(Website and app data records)
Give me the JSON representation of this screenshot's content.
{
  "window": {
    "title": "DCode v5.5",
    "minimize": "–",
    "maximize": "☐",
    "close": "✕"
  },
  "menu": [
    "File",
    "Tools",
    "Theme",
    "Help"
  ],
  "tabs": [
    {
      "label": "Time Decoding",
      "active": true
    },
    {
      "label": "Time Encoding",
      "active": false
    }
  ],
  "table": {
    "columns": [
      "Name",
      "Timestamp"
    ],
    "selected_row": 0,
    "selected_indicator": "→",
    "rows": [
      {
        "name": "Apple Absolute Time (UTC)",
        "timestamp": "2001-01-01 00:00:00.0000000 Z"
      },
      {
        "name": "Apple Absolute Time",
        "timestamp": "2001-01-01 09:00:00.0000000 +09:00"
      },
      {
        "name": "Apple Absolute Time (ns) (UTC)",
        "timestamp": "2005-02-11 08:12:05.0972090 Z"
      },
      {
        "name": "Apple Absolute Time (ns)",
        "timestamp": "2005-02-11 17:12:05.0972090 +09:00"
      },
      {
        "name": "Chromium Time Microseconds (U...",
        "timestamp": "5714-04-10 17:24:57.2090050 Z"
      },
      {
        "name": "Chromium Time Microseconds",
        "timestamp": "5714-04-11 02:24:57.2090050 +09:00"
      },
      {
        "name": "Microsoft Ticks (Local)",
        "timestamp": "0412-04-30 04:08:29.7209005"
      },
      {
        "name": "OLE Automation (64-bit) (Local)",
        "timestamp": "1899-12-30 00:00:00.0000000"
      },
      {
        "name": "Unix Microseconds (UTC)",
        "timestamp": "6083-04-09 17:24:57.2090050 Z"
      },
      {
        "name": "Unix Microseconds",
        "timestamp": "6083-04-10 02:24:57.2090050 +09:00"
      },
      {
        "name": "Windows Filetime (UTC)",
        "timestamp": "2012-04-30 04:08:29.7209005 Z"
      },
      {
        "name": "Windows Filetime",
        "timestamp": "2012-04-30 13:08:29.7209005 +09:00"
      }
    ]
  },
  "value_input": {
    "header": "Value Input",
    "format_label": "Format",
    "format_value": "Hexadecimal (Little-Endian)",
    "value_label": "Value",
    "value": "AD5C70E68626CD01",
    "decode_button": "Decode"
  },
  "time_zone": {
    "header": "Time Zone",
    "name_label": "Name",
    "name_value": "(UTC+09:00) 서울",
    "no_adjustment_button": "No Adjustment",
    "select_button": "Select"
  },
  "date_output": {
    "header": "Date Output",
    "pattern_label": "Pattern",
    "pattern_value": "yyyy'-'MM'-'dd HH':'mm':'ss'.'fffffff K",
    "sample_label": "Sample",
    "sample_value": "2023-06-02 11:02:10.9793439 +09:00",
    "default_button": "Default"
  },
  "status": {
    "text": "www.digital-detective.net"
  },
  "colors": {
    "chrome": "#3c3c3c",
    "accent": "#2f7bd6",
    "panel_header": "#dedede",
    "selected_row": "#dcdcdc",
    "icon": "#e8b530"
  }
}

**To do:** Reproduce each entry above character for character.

**Exercise answer:**
Give me the JSON representation of this screenshot's content.
{
  "window": {
    "title": "DCode v5.5",
    "minimize": "–",
    "maximize": "☐",
    "close": "✕"
  },
  "menu": [
    "File",
    "Tools",
    "Theme",
    "Help"
  ],
  "tabs": [
    {
      "label": "Time Decoding",
      "active": true
    },
    {
      "label": "Time Encoding",
      "active": false
    }
  ],
  "table": {
    "columns": [
      "Name",
      "Timestamp"
    ],
    "selected_row": 0,
    "selected_indicator": "→",
    "rows": [
      {
        "name": "Apple Absolute Time (UTC)",
        "timestamp": "2001-01-01 00:00:00.0000000 Z"
      },
      {
        "name": "Apple Absolute Time",
        "timestamp": "2001-01-01 09:00:00.0000000 +09:00"
      },
      {
        "name": "Apple Absolute Time (ns) (UTC)",
        "timestamp": "2005-02-11 08:12:05.0972090 Z"
      },
      {
        "name": "Apple Absolute Time (ns)",
        "timestamp": "2005-02-11 17:12:05.0972090 +09:00"
      },
      {
        "name": "Chromium Time Microseconds (U...",
        "timestamp": "5714-04-10 17:24:57.2090050 Z"
      },
      {
        "name": "Chromium Time Microseconds",
        "timestamp": "5714-04-11 02:24:57.2090050 +09:00"
      },
      {
        "name": "Microsoft Ticks (Local)",
        "timestamp": "0412-04-30 04:08:29.7209005"
      },
      {
        "name": "OLE Automation (64-bit) (Local)",
        "timestamp": "1899-12-30 00:00:00.0000000"
      },
      {
        "name": "Unix Microseconds (UTC)",
        "timestamp": "6083-04-09 17:24:57.2090050 Z"
      },
      {
        "name": "Unix Microseconds",
        "timestamp": "6083-04-10 02:24:57.2090050 +09:00"
      },
      {
        "name": "Windows Filetime (UTC)",
        "timestamp": "2012-04-30 04:08:29.7209005 Z"
      },
      {
        "name": "Windows Filetime",
        "timestamp": "2012-04-30 13:08:29.7209005 +09:00"
      }
    ]
  },
  "value_input": {
    "header": "Value Input",
    "format_label": "Format",
    "format_value": "Hexadecimal (Little-Endian)",
    "value_label": "Value",
    "value": "AD5C70E68626CD01",
    "decode_button": "Decode"
  },
  "time_zone": {
    "header": "Time Zone",
    "name_label": "Name",
    "name_value": "(UTC+09:00) 서울",
    "no_adjustment_button": "No Adjustment",
    "select_button": "Select"
  },
  "date_output": {
    "header": "Date Output",
    "pattern_label": "Pattern",
    "pattern_value": "yyyy'-'MM'-'dd HH':'mm':'ss'.'fffffff K",
    "sample_label": "Sample",
    "sample_value": "2023-06-02 11:02:10.9793439 +09:00",
    "default_button": "Default"
  },
  "status": {
    "text": "www.digital-detective.net"
  },
  "colors": {
    "chrome": "#3c3c3c",
    "accent": "#2f7bd6",
    "panel_header": "#dedede",
    "selected_row": "#dcdcdc",
    "icon": "#e8b530"
  }
}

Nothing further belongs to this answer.